The original Seatrain line-up evolved from the New York, USA-based Blues Project. Andy Kulberg (Buffalo, New York, USA; bass, flute) and Roy Blumenfeld (drums) relocated to Marin County, California to form a new line-up of the band comprising John Gregory (guitar, vocals; ex-Mystery Trend), Richard Greene (b. 9 November 1945, Beverly Hills, California, USA; violin) and Donald Kretmar (saxophone, bass). This particular line-up completed the previous outfits contractual obligations with the Planned Obsolescence album.
Adding lyricist and vocalist James T. Roberts, the units first official self-titled album was released in 1969. This imaginative collection fused such seemingly disparate elements as rock, bluegrass and Elizabethan-styled folksiness. Internal problems sadly doomed this quirky line-up, and after approximately 25 members had passed through the band, a stable Seatrain line-up emerged with only Kulberg and Greene remaining from the initial band. The three newcomers were Lloyd Baskin (keyboards, vocals), Larry Atamanuik (drums) and former Earth Opera member Peter Rowan (b. 4 July 1942, Boston, Massachusetts, USA; guitar, vocals). A second album, also entitled Seatrain, was recorded in London under the aegis of George Martin, as was their third collection, The Marblehead Messenger. Both albums displayed an engaging, eclectic style, but were doomed to commercial indifference. The departure of Rowan and Greene to the critically acclaimed Muleskinner was a severe blow and although Kulberg and Baskin persevered by bringing Peter Walsh (guitar), Bill Elliott (keyboards) and Julio Coronado (drums) into the line-up, a fourth release, Watch, was a major disappointment. When Seatrain latterly disbanded, Kulberg pursued a career composing for numerous television shows.

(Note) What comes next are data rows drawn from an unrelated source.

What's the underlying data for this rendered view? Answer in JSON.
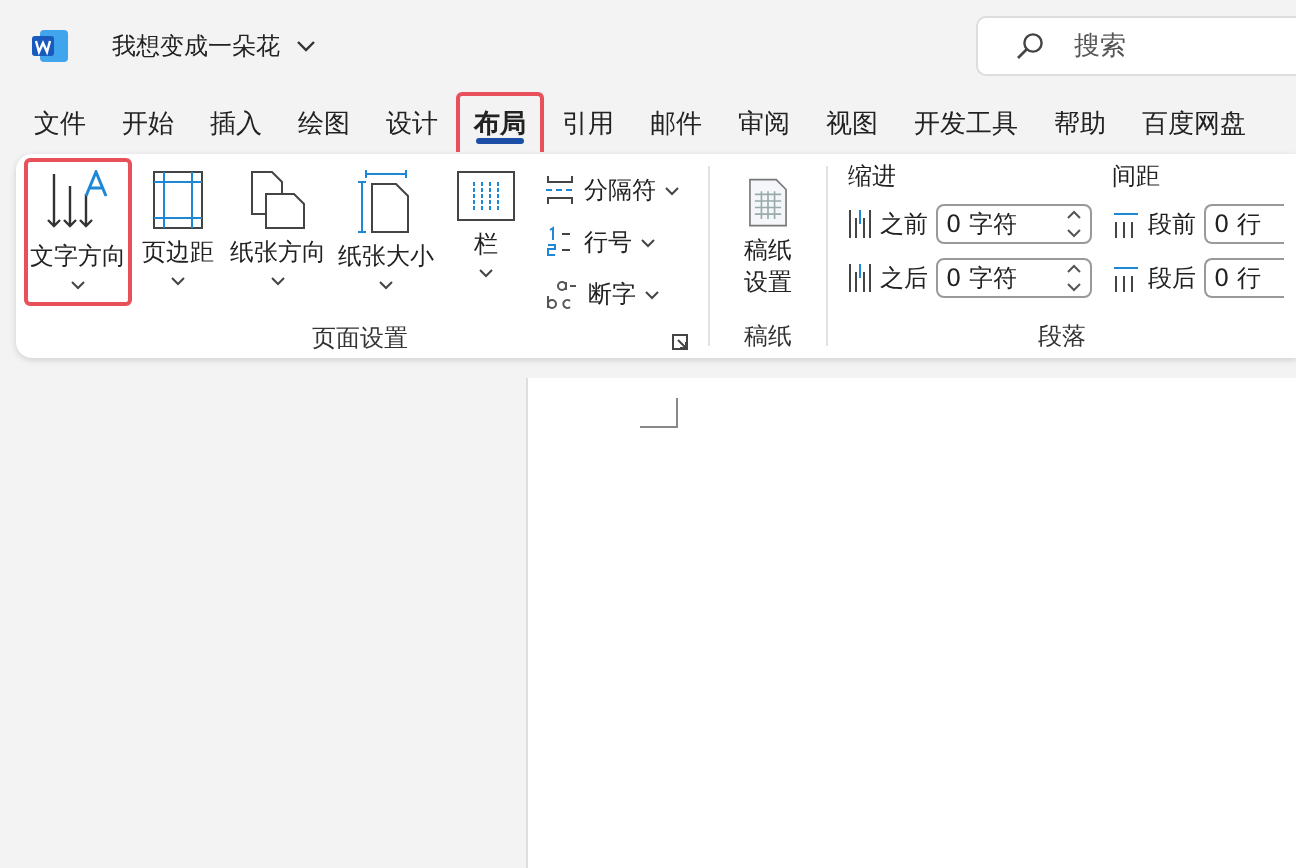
{
  "title_bar": {
    "document_title": "我想变成一朵花",
    "search": {
      "placeholder": "搜索"
    }
  },
  "tabs": [
    {
      "label": "文件",
      "selected": false,
      "highlighted": false
    },
    {
      "label": "开始",
      "selected": false,
      "highlighted": false
    },
    {
      "label": "插入",
      "selected": false,
      "highlighted": false
    },
    {
      "label": "绘图",
      "selected": false,
      "highlighted": false
    },
    {
      "label": "设计",
      "selected": false,
      "highlighted": false
    },
    {
      "label": "布局",
      "selected": true,
      "highlighted": true
    },
    {
      "label": "引用",
      "selected": false,
      "highlighted": false
    },
    {
      "label": "邮件",
      "selected": false,
      "highlighted": false
    },
    {
      "label": "审阅",
      "selected": false,
      "highlighted": false
    },
    {
      "label": "视图",
      "selected": false,
      "highlighted": false
    },
    {
      "label": "开发工具",
      "selected": false,
      "highlighted": false
    },
    {
      "label": "帮助",
      "selected": false,
      "highlighted": false
    },
    {
      "label": "百度网盘",
      "selected": false,
      "highlighted": false
    }
  ],
  "page_setup": {
    "label": "页面设置",
    "large_buttons": [
      {
        "label": "文字方向",
        "highlighted": true
      },
      {
        "label": "页边距",
        "highlighted": false
      },
      {
        "label": "纸张方向",
        "highlighted": false
      },
      {
        "label": "纸张大小",
        "highlighted": false
      },
      {
        "label": "栏",
        "highlighted": false
      }
    ],
    "small_buttons": [
      "分隔符",
      "行号",
      "断字"
    ]
  },
  "manuscript": {
    "label": "稿纸",
    "button": "稿纸设置"
  },
  "paragraph": {
    "label": "段落",
    "indent": {
      "heading": "缩进",
      "fields": [
        {
          "label": "之前",
          "value": "0 字符"
        },
        {
          "label": "之后",
          "value": "0 字符"
        }
      ]
    },
    "spacing": {
      "heading": "间距",
      "fields": [
        {
          "label": "段前",
          "value": "0 行"
        },
        {
          "label": "段后",
          "value": "0 行"
        }
      ]
    }
  }
}
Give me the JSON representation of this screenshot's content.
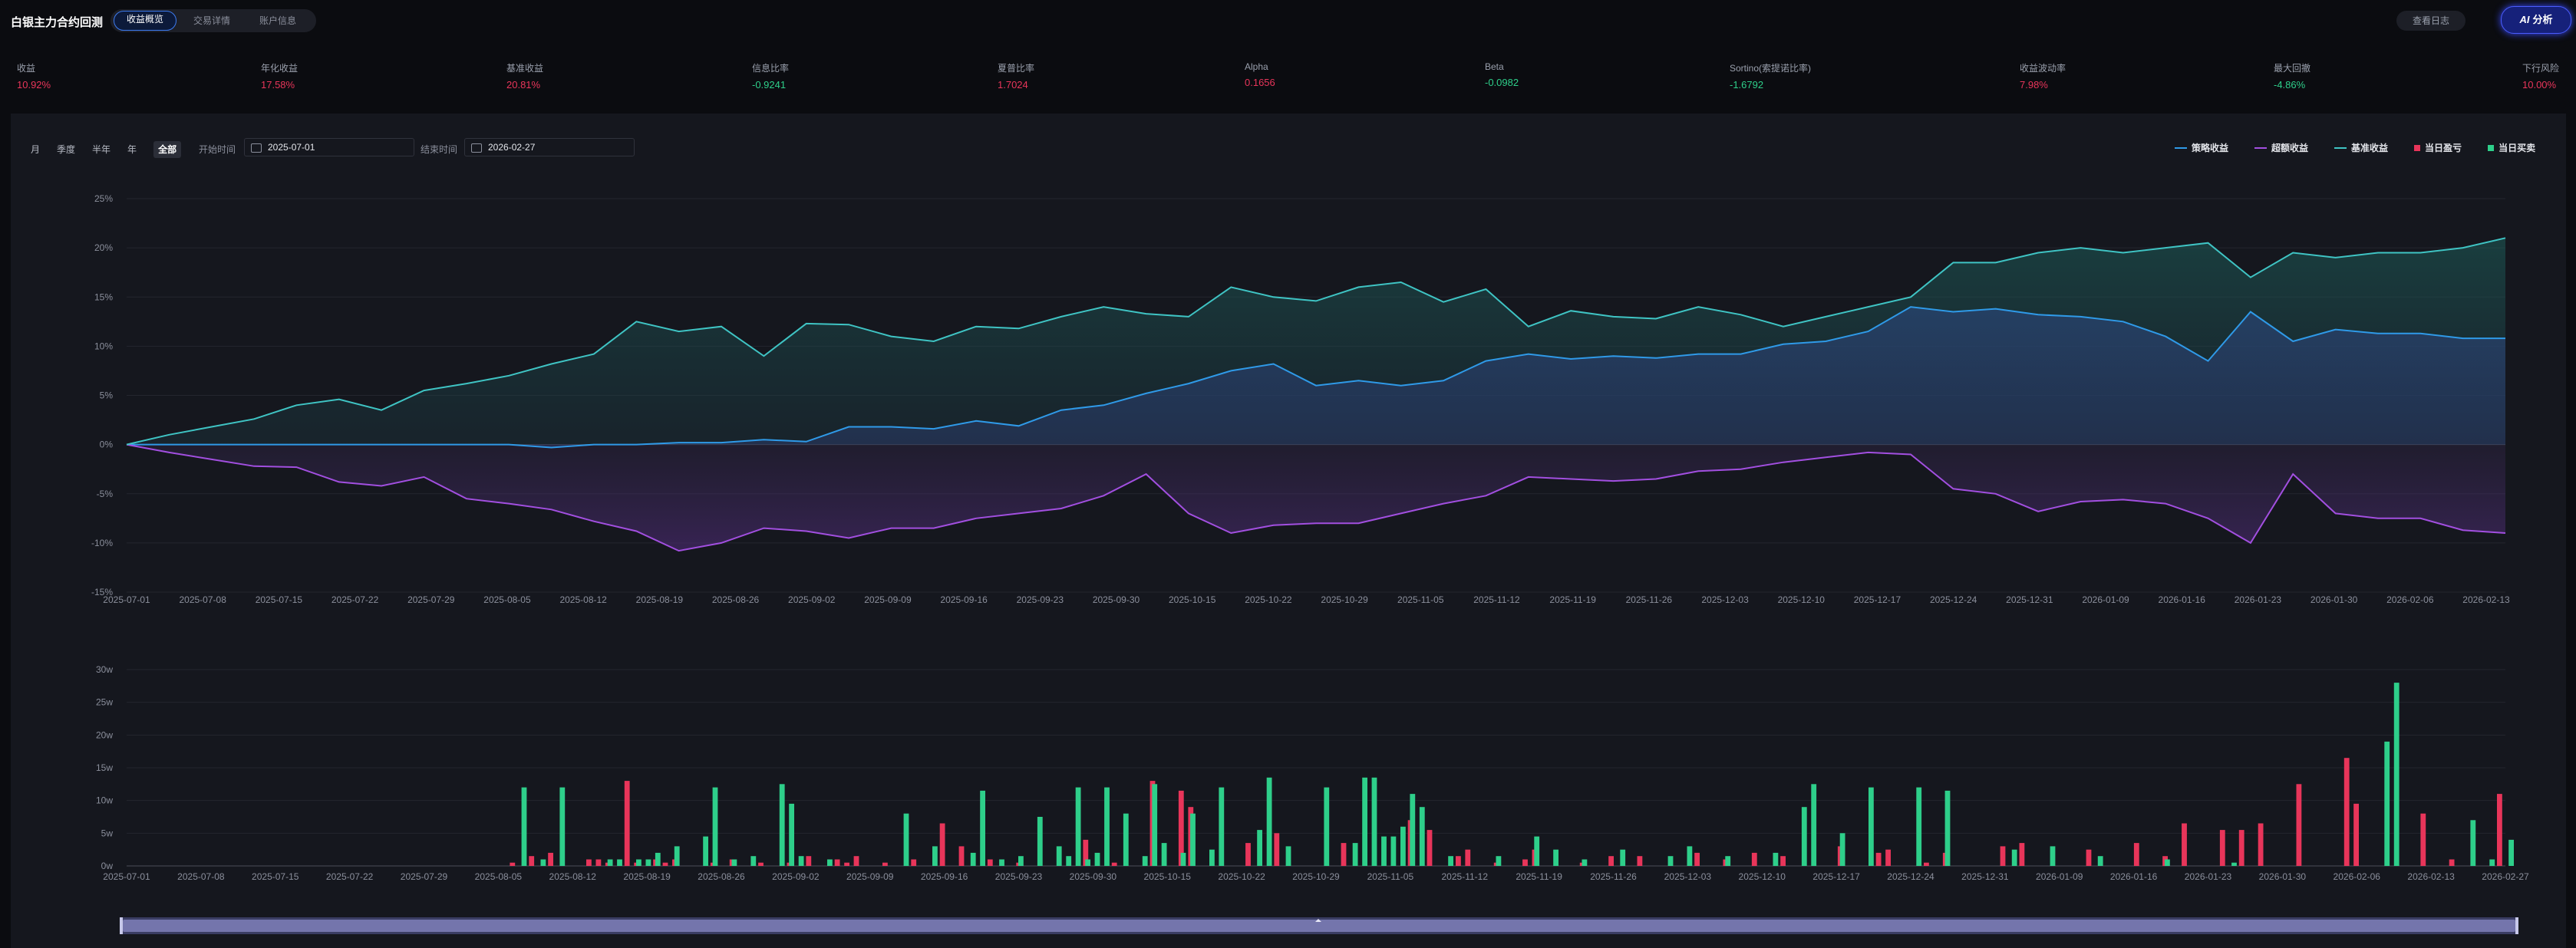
{
  "app": {
    "title": "白银主力合约回测"
  },
  "tabs": [
    {
      "label": "收益概览",
      "active": true
    },
    {
      "label": "交易详情",
      "active": false
    },
    {
      "label": "账户信息",
      "active": false
    }
  ],
  "header": {
    "log_button": "查看日志",
    "ai_button": "分析",
    "ai_icon": "AI"
  },
  "metrics": [
    {
      "label": "收益",
      "value": "10.92%",
      "color": "#e8355a"
    },
    {
      "label": "年化收益",
      "value": "17.58%",
      "color": "#e8355a"
    },
    {
      "label": "基准收益",
      "value": "20.81%",
      "color": "#e8355a"
    },
    {
      "label": "信息比率",
      "value": "-0.9241",
      "color": "#2ecf8a"
    },
    {
      "label": "夏普比率",
      "value": "1.7024",
      "color": "#e8355a"
    },
    {
      "label": "Alpha",
      "value": "0.1656",
      "color": "#e8355a"
    },
    {
      "label": "Beta",
      "value": "-0.0982",
      "color": "#2ecf8a"
    },
    {
      "label": "Sortino(索提诺比率)",
      "value": "-1.6792",
      "color": "#2ecf8a"
    },
    {
      "label": "收益波动率",
      "value": "7.98%",
      "color": "#e8355a"
    },
    {
      "label": "最大回撤",
      "value": "-4.86%",
      "color": "#2ecf8a"
    },
    {
      "label": "下行风险",
      "value": "10.00%",
      "color": "#e8355a"
    }
  ],
  "periods": [
    {
      "label": "月",
      "active": false
    },
    {
      "label": "季度",
      "active": false
    },
    {
      "label": "半年",
      "active": false
    },
    {
      "label": "年",
      "active": false
    },
    {
      "label": "全部",
      "active": true
    }
  ],
  "date_range": {
    "start_label": "开始时间",
    "start_value": "2025-07-01",
    "end_label": "结束时间",
    "end_value": "2026-02-27"
  },
  "legend": [
    {
      "label": "策略收益",
      "kind": "line",
      "color": "#2f9ae8"
    },
    {
      "label": "超额收益",
      "kind": "line",
      "color": "#a24fe0"
    },
    {
      "label": "基准收益",
      "kind": "line",
      "color": "#3fc4c4"
    },
    {
      "label": "当日盈亏",
      "kind": "bar",
      "color": "#e8355a"
    },
    {
      "label": "当日买卖",
      "kind": "bar",
      "color": "#2ecf8a"
    }
  ],
  "chart_data": [
    {
      "type": "line",
      "ylim": [
        -15,
        25
      ],
      "y_ticks": [
        "-15%",
        "-10%",
        "-5%",
        "0%",
        "5%",
        "10%",
        "15%",
        "20%",
        "25%"
      ],
      "x_ticks": [
        "2025-07-01",
        "2025-07-08",
        "2025-07-15",
        "2025-07-22",
        "2025-07-29",
        "2025-08-05",
        "2025-08-12",
        "2025-08-19",
        "2025-08-26",
        "2025-09-02",
        "2025-09-09",
        "2025-09-16",
        "2025-09-23",
        "2025-09-30",
        "2025-10-15",
        "2025-10-22",
        "2025-10-29",
        "2025-11-05",
        "2025-11-12",
        "2025-11-19",
        "2025-11-26",
        "2025-12-03",
        "2025-12-10",
        "2025-12-17",
        "2025-12-24",
        "2025-12-31",
        "2026-01-09",
        "2026-01-16",
        "2026-01-23",
        "2026-01-30",
        "2026-02-06",
        "2026-02-13"
      ],
      "series": [
        {
          "name": "策略收益",
          "color": "#2f9ae8",
          "values": [
            0,
            0,
            0,
            0,
            0,
            0,
            0,
            0,
            0,
            0,
            -0.3,
            0,
            0,
            0.2,
            0.2,
            0.5,
            0.3,
            1.8,
            1.8,
            1.6,
            2.4,
            1.9,
            3.5,
            4.0,
            5.2,
            6.2,
            7.5,
            8.2,
            6.0,
            6.5,
            6.0,
            6.5,
            8.5,
            9.2,
            8.7,
            9.0,
            8.8,
            9.2,
            9.2,
            10.2,
            10.5,
            11.5,
            14.0,
            13.5,
            13.8,
            13.2,
            13.0,
            12.5,
            11.0,
            8.5,
            13.5,
            10.5,
            11.7,
            11.3,
            11.3,
            10.8,
            10.8
          ]
        },
        {
          "name": "超额收益",
          "color": "#a24fe0",
          "values": [
            0,
            -0.8,
            -1.5,
            -2.2,
            -2.3,
            -3.8,
            -4.2,
            -3.3,
            -5.5,
            -6.0,
            -6.6,
            -7.8,
            -8.8,
            -10.8,
            -10.0,
            -8.5,
            -8.8,
            -9.5,
            -8.5,
            -8.5,
            -7.5,
            -7.0,
            -6.5,
            -5.2,
            -3.0,
            -7.0,
            -9.0,
            -8.2,
            -8.0,
            -8.0,
            -7.0,
            -6.0,
            -5.2,
            -3.3,
            -3.5,
            -3.7,
            -3.5,
            -2.7,
            -2.5,
            -1.8,
            -1.3,
            -0.8,
            -1.0,
            -4.5,
            -5.0,
            -6.8,
            -5.8,
            -5.6,
            -6.0,
            -7.5,
            -10.0,
            -3.0,
            -7.0,
            -7.5,
            -7.5,
            -8.7,
            -9.0
          ]
        },
        {
          "name": "基准收益",
          "color": "#3fc4c4",
          "values": [
            0,
            1.0,
            1.8,
            2.6,
            4.0,
            4.6,
            3.5,
            5.5,
            6.2,
            7.0,
            8.2,
            9.2,
            12.5,
            11.5,
            12.0,
            9.0,
            12.3,
            12.2,
            11.0,
            10.5,
            12.0,
            11.8,
            13.0,
            14.0,
            13.3,
            13.0,
            16.0,
            15.0,
            14.6,
            16.0,
            16.5,
            14.5,
            15.8,
            12.0,
            13.6,
            13.0,
            12.8,
            14.0,
            13.2,
            12.0,
            13.0,
            14.0,
            15.0,
            18.5,
            18.5,
            19.5,
            20.0,
            19.5,
            20.0,
            20.5,
            17.0,
            19.5,
            19.0,
            19.5,
            19.5,
            20.0,
            21.0
          ]
        }
      ]
    },
    {
      "type": "bar",
      "ylim": [
        0,
        30
      ],
      "y_ticks": [
        "0w",
        "5w",
        "10w",
        "15w",
        "20w",
        "25w",
        "30w"
      ],
      "x_ticks": [
        "2025-07-01",
        "2025-07-08",
        "2025-07-15",
        "2025-07-22",
        "2025-07-29",
        "2025-08-05",
        "2025-08-12",
        "2025-08-19",
        "2025-08-26",
        "2025-09-02",
        "2025-09-09",
        "2025-09-16",
        "2025-09-23",
        "2025-09-30",
        "2025-10-15",
        "2025-10-22",
        "2025-10-29",
        "2025-11-05",
        "2025-11-12",
        "2025-11-19",
        "2025-11-26",
        "2025-12-03",
        "2025-12-10",
        "2025-12-17",
        "2025-12-24",
        "2025-12-31",
        "2026-01-09",
        "2026-01-16",
        "2026-01-23",
        "2026-01-30",
        "2026-02-06",
        "2026-02-13",
        "2026-02-27"
      ],
      "series": [
        {
          "name": "当日盈亏",
          "color": "#e8355a",
          "values": [
            0,
            0,
            0,
            0,
            0,
            0,
            0,
            0,
            0,
            0,
            0,
            0,
            0,
            0,
            0,
            0,
            0,
            0,
            0,
            0,
            0,
            0,
            0,
            0,
            0,
            0,
            0,
            0,
            0,
            0,
            0,
            0,
            0,
            0,
            0,
            0,
            0,
            0,
            0,
            0,
            0.5,
            0,
            1.5,
            0,
            2,
            0,
            0,
            0,
            1,
            1,
            0.5,
            0,
            13,
            0.5,
            0,
            1,
            0.5,
            1,
            0,
            0,
            0,
            0.5,
            0,
            1,
            0,
            0,
            0.5,
            0,
            0,
            0.5,
            0,
            1.5,
            0,
            0,
            1,
            0.5,
            1.5,
            0,
            0,
            0.5,
            0,
            0,
            1,
            0,
            0,
            6.5,
            0,
            3,
            0,
            0,
            1,
            0,
            0,
            0.5,
            0,
            0,
            0,
            0,
            0,
            0,
            4,
            0,
            0,
            0.5,
            0,
            0,
            0,
            13,
            0,
            0,
            11.5,
            9,
            0,
            0,
            0,
            0,
            0,
            3.5,
            0,
            0,
            5,
            0,
            0,
            0,
            0,
            0,
            0,
            3.5,
            0,
            0,
            0,
            0,
            0,
            0,
            7,
            0,
            5.5,
            0,
            0,
            1.5,
            2.5,
            0,
            0,
            0.5,
            0,
            0,
            1,
            2.5,
            0,
            0,
            0,
            0,
            0.5,
            0,
            0,
            1.5,
            0,
            0,
            1.5,
            0,
            0,
            0,
            0,
            0,
            2,
            0,
            0,
            1,
            0,
            0,
            2,
            0,
            0,
            1.5,
            0,
            0,
            0,
            0,
            0,
            3,
            0,
            0,
            0,
            2,
            2.5,
            0,
            0,
            0,
            0.5,
            0,
            2,
            0,
            0,
            0,
            0,
            0,
            3,
            0,
            3.5,
            0,
            0,
            0,
            0,
            0,
            0,
            2.5,
            0,
            0,
            0,
            0,
            3.5,
            0,
            0,
            1.5,
            0,
            6.5,
            0,
            0,
            0,
            5.5,
            0,
            5.5,
            0,
            6.5,
            0,
            0,
            0,
            12.5,
            0,
            0,
            0,
            0,
            16.5,
            9.5,
            0,
            0,
            0,
            0,
            0,
            0,
            8,
            0,
            0,
            1,
            0,
            0,
            0,
            0,
            11
          ]
        },
        {
          "name": "当日买卖",
          "color": "#2ecf8a",
          "values": [
            0,
            0,
            0,
            0,
            0,
            0,
            0,
            0,
            0,
            0,
            0,
            0,
            0,
            0,
            0,
            0,
            0,
            0,
            0,
            0,
            0,
            0,
            0,
            0,
            0,
            0,
            0,
            0,
            0,
            0,
            0,
            0,
            0,
            0,
            0,
            0,
            0,
            0,
            0,
            0,
            0,
            12,
            0,
            1,
            0,
            12,
            0,
            0,
            0,
            0,
            1,
            1,
            0,
            1,
            1,
            2,
            0,
            3,
            0,
            0,
            4.5,
            12,
            0,
            1,
            0,
            1.5,
            0,
            0,
            12.5,
            9.5,
            1.5,
            0,
            0,
            1,
            0,
            0,
            0,
            0,
            0,
            0,
            0,
            8,
            0,
            0,
            3,
            0,
            0,
            0,
            2,
            11.5,
            0,
            1,
            0,
            1.5,
            0,
            7.5,
            0,
            3,
            1.5,
            12,
            1,
            2,
            12,
            0,
            8,
            0,
            1.5,
            12.5,
            3.5,
            0,
            2,
            8,
            0,
            2.5,
            12,
            0,
            0,
            0,
            5.5,
            13.5,
            0,
            3,
            0,
            0,
            0,
            12,
            0,
            0,
            3.5,
            13.5,
            13.5,
            4.5,
            4.5,
            6,
            11,
            9,
            0,
            0,
            1.5,
            0,
            0,
            0,
            0,
            1.5,
            0,
            0,
            0,
            4.5,
            0,
            2.5,
            0,
            0,
            1,
            0,
            0,
            0,
            2.5,
            0,
            0,
            0,
            0,
            1.5,
            0,
            3,
            0,
            0,
            0,
            1.5,
            0,
            0,
            0,
            0,
            2,
            0,
            0,
            9,
            12.5,
            0,
            0,
            5,
            0,
            0,
            12,
            0,
            0,
            0,
            0,
            12,
            0,
            0,
            11.5,
            0,
            0,
            0,
            0,
            0,
            0,
            2.5,
            0,
            0,
            0,
            3,
            0,
            0,
            0,
            0,
            1.5,
            0,
            0,
            0,
            0,
            0,
            0,
            1,
            0,
            0,
            0,
            0,
            0,
            0,
            0.5,
            0,
            0,
            0,
            0,
            0,
            0,
            0,
            0,
            0,
            0,
            0,
            0,
            0,
            0,
            0,
            19,
            28,
            0,
            0,
            0,
            0,
            0,
            0,
            0,
            7,
            0,
            1,
            0,
            4,
            0,
            0,
            0,
            0,
            0
          ]
        }
      ]
    }
  ]
}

Source: The Encyclopedia of Popular Music by Colin Larkin. Licensed from Muze.